This final classic collection of stories reveals Somerset Maugham's unique talent for exposing and exploring the bitter realities of human relationships. Brilliant tales of love, infidelity, passion and prejudice, the stories range from 'The Lotus Eater' in which a man has a vision of a life of bliss in the Mediterranean, to the astringent tales of 'The Outstation' and 'The Back of Beyond' in Malaya and South East Asia. Largely set in favourite Maugham country, this colourful collection brilliantly evokes the numbered days of the British Empire.
In 1916, William Somerset Maugham (1874-1965) travelled to the Pacific to research his novel "The Moon and Sixpence," based on the life of Paul Gauguin. This was the first of those journeys through the late-Imperial world of the 1920s and 1930s which were to establish Maugham forever in the popular imagination as the chronicler of the last days of colonialism in India, Southeast Asia, China and the Pacific, although the books on which this reputation rests represent only a fraction of his output.---Maugham reused elements of his Pacific diaries in "The Trembling of a Leaf" (1921), which contains one of his most recognized stories, "Rain," adapted to the stage by John Colton and Clemence Randolph in 1922.

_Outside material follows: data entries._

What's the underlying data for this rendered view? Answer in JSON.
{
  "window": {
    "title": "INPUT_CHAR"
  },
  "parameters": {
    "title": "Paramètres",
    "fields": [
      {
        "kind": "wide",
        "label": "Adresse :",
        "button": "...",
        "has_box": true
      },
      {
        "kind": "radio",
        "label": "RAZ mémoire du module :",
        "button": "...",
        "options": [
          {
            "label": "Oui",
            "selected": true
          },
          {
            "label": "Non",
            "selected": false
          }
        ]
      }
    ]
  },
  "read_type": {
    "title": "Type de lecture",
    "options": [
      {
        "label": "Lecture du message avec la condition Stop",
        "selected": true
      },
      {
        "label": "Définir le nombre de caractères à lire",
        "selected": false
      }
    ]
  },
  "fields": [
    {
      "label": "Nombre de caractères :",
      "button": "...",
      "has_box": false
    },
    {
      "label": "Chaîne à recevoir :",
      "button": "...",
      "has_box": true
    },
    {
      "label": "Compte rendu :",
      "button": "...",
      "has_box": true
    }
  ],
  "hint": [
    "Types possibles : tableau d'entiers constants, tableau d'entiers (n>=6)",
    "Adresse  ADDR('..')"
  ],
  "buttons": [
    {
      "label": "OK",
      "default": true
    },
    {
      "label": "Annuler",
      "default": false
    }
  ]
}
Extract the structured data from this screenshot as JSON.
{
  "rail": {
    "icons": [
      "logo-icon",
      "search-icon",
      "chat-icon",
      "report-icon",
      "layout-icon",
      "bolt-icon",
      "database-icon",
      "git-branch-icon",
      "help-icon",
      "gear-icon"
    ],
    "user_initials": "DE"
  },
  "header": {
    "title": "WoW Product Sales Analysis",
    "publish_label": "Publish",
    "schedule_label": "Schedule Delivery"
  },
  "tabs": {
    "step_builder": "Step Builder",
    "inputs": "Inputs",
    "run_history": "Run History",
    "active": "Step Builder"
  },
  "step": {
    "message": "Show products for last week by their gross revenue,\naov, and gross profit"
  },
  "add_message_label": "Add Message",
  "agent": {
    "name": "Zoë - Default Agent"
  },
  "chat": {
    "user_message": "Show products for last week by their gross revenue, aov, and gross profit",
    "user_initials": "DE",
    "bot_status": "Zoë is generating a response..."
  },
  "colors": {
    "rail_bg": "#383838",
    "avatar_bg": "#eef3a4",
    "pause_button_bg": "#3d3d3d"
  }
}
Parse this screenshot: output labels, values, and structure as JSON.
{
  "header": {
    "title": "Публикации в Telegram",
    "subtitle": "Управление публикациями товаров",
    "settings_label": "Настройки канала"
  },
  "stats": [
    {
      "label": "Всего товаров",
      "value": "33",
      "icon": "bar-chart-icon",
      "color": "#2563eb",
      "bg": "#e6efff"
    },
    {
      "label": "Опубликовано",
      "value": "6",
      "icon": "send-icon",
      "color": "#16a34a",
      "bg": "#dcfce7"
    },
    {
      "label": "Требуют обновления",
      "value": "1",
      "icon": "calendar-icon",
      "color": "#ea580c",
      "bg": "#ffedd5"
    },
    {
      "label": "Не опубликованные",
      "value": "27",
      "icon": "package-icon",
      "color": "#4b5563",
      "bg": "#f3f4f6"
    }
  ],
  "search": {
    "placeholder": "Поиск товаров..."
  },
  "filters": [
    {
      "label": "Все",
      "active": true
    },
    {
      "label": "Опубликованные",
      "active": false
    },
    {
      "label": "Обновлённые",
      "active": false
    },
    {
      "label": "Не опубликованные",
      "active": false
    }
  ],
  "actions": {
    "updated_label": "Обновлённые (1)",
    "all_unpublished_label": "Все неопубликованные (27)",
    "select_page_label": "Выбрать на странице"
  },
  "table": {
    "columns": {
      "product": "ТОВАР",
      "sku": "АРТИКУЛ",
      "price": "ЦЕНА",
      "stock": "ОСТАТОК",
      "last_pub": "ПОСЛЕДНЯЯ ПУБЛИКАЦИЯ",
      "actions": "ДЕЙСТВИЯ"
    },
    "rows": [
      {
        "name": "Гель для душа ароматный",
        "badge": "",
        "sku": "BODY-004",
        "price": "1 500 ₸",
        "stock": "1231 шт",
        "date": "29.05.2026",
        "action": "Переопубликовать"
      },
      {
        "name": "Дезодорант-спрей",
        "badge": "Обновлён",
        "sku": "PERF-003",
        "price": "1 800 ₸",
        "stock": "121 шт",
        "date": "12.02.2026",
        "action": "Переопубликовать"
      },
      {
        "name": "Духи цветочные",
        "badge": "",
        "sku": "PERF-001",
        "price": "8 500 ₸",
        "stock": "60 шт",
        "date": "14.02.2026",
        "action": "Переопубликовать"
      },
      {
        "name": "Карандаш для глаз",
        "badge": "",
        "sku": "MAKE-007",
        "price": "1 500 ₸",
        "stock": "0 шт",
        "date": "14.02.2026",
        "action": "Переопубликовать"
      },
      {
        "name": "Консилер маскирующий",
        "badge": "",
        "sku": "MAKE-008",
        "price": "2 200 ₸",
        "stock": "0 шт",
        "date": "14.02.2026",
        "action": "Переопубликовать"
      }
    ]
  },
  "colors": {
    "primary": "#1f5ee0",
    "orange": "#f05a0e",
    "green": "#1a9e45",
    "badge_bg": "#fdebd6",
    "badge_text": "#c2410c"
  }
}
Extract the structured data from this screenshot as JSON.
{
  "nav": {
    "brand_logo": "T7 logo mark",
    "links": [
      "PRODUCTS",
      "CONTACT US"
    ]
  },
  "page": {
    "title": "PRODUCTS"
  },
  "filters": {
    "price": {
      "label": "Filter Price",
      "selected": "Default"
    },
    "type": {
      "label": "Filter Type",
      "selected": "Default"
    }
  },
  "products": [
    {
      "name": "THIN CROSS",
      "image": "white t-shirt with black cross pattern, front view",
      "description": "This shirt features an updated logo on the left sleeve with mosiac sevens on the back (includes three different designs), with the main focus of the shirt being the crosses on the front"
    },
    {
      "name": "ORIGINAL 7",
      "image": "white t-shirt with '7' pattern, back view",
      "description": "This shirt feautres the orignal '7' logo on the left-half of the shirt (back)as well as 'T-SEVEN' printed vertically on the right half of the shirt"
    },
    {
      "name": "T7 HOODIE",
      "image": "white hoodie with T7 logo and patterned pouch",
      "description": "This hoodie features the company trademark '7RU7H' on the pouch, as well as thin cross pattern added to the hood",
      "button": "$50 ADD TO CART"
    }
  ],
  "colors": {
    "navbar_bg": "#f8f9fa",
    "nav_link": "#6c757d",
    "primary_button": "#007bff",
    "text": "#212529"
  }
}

When war broke out in 1914, Somerset Maugham was dispatched by the British Secret Service to Switzerland under the guise of completing a play. Multilingual, knowledgeable about many European countries and a celebrated writer, Maugham had the perfect cover, and the assignment appealed to his love of romance, and of the ridiculous. The stories collected in Ashenden are rooted in Maugham's own experiences as an agent, reflecting the ruthlessness and brutality of espionage, its intrigue and treachery, as well as its absurdity.